An online dramaturgical casebook.

Four days?

“Four happy days bring in another moon …”
“Four days will quickly steep themselves in night,
Four nights will quickly dream away the time …”

Okay, we have to admit it: It takes some work to make the action of Midsummer fit into four days. It seems to fit better into two, or three. Here’s our best guess at the timeline Shakespeare was trying for.

Day 1:

Act I scene 1 — LYSANDER: Steal forth thy father’s house tomorrow night …
Act I scene 2 — QUINCE: and I am to entreat you, request you and desire you, to con them by to-morrow night; and meet me in the palace wood, a mile without the town, by moonlight; there will we rehearse …

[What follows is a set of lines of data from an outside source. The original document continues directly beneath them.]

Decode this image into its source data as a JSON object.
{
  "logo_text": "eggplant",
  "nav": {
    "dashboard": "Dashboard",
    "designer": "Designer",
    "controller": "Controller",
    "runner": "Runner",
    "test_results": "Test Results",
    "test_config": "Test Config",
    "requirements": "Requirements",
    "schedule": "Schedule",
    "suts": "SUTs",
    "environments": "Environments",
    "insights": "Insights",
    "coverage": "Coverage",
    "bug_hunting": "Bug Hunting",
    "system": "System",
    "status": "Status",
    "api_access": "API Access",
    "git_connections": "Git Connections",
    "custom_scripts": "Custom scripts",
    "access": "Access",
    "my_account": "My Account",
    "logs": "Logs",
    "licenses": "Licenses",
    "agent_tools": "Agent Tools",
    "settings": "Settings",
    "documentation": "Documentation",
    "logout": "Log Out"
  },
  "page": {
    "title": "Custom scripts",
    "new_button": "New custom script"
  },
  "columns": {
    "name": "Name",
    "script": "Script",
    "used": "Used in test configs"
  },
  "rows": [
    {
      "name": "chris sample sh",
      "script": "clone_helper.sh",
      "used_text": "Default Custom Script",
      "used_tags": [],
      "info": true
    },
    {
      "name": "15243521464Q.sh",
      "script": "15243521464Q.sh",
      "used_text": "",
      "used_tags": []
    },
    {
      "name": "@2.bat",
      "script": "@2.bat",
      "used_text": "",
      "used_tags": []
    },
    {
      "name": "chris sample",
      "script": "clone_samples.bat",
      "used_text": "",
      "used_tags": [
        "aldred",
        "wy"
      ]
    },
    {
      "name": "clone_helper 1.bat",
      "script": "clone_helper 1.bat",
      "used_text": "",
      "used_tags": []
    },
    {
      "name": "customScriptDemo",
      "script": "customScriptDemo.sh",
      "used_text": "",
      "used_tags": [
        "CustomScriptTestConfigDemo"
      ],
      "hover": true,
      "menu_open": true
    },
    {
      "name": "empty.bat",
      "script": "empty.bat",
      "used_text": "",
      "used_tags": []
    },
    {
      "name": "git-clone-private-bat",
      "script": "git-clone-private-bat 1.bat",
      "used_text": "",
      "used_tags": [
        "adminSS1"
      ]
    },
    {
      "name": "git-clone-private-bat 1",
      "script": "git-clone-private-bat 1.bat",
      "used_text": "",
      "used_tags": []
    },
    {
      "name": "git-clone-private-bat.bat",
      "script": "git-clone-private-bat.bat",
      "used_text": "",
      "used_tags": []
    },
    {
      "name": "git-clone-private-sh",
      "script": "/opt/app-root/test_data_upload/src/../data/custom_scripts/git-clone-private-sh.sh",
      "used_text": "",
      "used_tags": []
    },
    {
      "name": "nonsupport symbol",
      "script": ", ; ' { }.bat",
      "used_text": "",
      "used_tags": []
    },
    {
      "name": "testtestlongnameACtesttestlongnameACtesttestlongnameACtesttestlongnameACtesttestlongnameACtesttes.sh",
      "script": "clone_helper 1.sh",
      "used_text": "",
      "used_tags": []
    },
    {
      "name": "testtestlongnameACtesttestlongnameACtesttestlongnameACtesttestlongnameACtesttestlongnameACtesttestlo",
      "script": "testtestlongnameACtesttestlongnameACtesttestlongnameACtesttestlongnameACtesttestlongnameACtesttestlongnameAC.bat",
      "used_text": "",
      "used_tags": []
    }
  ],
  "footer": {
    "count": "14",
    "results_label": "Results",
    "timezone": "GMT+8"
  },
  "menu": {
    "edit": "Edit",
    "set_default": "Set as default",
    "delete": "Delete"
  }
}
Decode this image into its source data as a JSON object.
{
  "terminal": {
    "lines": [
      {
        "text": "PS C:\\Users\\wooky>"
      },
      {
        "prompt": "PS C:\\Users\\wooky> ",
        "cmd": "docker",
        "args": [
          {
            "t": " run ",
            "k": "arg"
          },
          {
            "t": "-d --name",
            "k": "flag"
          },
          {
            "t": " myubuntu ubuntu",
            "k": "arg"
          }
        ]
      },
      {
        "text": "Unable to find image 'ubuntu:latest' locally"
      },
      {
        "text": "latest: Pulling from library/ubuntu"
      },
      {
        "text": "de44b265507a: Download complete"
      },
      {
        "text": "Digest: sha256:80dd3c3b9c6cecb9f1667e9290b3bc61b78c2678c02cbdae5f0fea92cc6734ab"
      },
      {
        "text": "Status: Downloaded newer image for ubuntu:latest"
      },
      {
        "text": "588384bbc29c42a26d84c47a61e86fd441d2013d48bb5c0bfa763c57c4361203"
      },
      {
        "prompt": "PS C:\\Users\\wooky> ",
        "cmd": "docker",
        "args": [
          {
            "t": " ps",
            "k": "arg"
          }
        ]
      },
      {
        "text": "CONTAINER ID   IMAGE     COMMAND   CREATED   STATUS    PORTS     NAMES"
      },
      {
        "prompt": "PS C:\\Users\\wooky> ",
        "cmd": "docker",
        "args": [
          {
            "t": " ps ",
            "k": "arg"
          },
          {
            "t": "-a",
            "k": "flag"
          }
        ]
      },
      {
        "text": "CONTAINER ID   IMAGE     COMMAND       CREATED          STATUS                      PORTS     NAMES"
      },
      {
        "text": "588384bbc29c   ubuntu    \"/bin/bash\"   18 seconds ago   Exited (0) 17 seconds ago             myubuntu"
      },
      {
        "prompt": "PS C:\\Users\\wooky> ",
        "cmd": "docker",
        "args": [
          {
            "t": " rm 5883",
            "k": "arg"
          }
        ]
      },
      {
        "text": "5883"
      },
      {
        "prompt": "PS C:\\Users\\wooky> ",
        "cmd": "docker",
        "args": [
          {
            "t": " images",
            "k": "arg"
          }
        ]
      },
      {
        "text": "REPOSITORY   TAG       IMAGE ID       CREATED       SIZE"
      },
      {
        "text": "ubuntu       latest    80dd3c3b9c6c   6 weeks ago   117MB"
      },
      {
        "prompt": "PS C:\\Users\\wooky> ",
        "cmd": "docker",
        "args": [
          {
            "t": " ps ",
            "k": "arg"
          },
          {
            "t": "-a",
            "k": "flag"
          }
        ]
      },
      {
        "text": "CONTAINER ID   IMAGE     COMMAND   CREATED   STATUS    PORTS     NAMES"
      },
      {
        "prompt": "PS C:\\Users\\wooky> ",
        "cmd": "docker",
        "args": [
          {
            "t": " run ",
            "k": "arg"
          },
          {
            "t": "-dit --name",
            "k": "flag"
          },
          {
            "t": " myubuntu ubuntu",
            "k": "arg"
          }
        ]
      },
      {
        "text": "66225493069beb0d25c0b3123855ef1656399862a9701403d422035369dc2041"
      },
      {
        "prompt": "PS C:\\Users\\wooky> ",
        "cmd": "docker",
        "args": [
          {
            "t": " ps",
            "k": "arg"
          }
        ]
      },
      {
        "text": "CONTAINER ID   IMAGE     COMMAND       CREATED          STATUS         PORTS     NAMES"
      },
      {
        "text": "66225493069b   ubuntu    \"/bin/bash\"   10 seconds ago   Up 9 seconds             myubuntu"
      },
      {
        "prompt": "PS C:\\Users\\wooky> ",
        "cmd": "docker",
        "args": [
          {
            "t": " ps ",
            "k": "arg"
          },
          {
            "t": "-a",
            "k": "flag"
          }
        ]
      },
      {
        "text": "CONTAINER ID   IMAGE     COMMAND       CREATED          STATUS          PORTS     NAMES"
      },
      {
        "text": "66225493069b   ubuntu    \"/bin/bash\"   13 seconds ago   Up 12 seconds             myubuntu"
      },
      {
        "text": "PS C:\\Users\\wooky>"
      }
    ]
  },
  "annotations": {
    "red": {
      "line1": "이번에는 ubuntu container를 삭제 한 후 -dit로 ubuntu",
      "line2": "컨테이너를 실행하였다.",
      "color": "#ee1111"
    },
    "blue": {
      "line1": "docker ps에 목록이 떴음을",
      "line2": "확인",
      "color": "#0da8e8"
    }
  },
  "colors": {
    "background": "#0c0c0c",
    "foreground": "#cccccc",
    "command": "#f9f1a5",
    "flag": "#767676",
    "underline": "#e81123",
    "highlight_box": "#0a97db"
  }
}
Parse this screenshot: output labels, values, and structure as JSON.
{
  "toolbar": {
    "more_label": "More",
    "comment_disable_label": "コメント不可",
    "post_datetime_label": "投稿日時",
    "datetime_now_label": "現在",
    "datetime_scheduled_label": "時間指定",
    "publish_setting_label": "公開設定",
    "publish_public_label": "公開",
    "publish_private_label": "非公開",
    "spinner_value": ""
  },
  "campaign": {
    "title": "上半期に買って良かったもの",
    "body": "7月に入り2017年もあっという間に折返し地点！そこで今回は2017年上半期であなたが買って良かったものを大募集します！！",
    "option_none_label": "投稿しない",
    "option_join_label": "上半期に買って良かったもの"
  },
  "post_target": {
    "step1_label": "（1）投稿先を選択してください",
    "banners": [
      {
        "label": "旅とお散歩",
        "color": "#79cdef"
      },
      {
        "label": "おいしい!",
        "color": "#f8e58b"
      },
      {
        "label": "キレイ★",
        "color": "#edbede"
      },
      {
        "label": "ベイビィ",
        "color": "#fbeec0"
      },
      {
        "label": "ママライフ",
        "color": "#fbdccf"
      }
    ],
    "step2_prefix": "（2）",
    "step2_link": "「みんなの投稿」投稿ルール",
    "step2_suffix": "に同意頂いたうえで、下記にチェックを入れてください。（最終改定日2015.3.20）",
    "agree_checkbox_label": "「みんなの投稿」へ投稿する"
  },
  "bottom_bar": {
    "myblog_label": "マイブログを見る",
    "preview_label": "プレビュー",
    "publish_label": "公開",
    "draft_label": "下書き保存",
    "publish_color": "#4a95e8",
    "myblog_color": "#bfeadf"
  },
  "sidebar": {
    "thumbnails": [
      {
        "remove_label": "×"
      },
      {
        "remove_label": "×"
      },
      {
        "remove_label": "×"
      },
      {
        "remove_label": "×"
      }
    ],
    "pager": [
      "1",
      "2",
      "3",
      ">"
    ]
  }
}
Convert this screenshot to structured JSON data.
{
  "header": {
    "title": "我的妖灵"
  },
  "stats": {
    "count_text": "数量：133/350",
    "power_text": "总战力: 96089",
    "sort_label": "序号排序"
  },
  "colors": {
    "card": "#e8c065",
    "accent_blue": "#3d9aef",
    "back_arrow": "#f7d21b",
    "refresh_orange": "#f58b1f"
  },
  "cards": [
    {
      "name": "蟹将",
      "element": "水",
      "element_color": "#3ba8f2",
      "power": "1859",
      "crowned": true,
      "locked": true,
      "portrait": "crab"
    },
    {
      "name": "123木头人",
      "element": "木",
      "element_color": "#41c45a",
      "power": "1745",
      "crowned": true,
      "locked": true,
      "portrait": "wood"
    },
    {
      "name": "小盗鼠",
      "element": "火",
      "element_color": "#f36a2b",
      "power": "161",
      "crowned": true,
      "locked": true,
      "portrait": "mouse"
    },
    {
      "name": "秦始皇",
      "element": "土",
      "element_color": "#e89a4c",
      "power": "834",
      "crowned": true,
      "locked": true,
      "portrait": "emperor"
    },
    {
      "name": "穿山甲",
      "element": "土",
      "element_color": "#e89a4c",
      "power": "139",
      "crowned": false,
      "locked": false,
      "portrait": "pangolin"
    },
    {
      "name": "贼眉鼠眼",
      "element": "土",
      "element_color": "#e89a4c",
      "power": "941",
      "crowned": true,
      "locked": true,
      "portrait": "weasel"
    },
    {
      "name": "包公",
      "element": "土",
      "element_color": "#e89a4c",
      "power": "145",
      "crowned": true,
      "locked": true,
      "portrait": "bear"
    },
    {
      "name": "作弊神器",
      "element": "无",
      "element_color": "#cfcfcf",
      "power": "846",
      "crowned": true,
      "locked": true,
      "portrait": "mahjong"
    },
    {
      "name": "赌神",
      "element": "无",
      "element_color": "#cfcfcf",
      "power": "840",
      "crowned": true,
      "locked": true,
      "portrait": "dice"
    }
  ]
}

NIGHT

Day 2:

NIGHT

Act II scene 1-Act III scene 2

Day 3:

Act IV scene 1 — THESEUS: … is not this the day / That Hermia should give answer of her choice?
THESEUS: For in the temple, by and by with us, / These couples shall eternally be knit.

NIGHT

Day 4:

Act IV scene 2 — BOTTOM: … for the short and long is, our play is preferred.

NIGHT

Act V scene 1

2 responses

  1. Krypstix

    THANK YOU!!!!! 😀 😀 😀 I really appreciate this! ❤

    May 11, 2015 at 8:28 pm

  2. Allosious Fancymeat

    THANK YOU!!!! 😀 😀 😀 I really appreciate this! ❤ ❤ ❤

    May 11, 2015 at 8:29 pm

Leave a Reply

Fill in your details below or click an icon to log in:

WordPress.com Logo

You are commenting using your WordPress.com account. Log Out /  Change )

Google photo

You are commenting using your Google account. Log Out /  Change )

Twitter picture

You are commenting using your Twitter account. Log Out /  Change )

Facebook photo

You are commenting using your Facebook account. Log Out /  Change )

Connecting to %s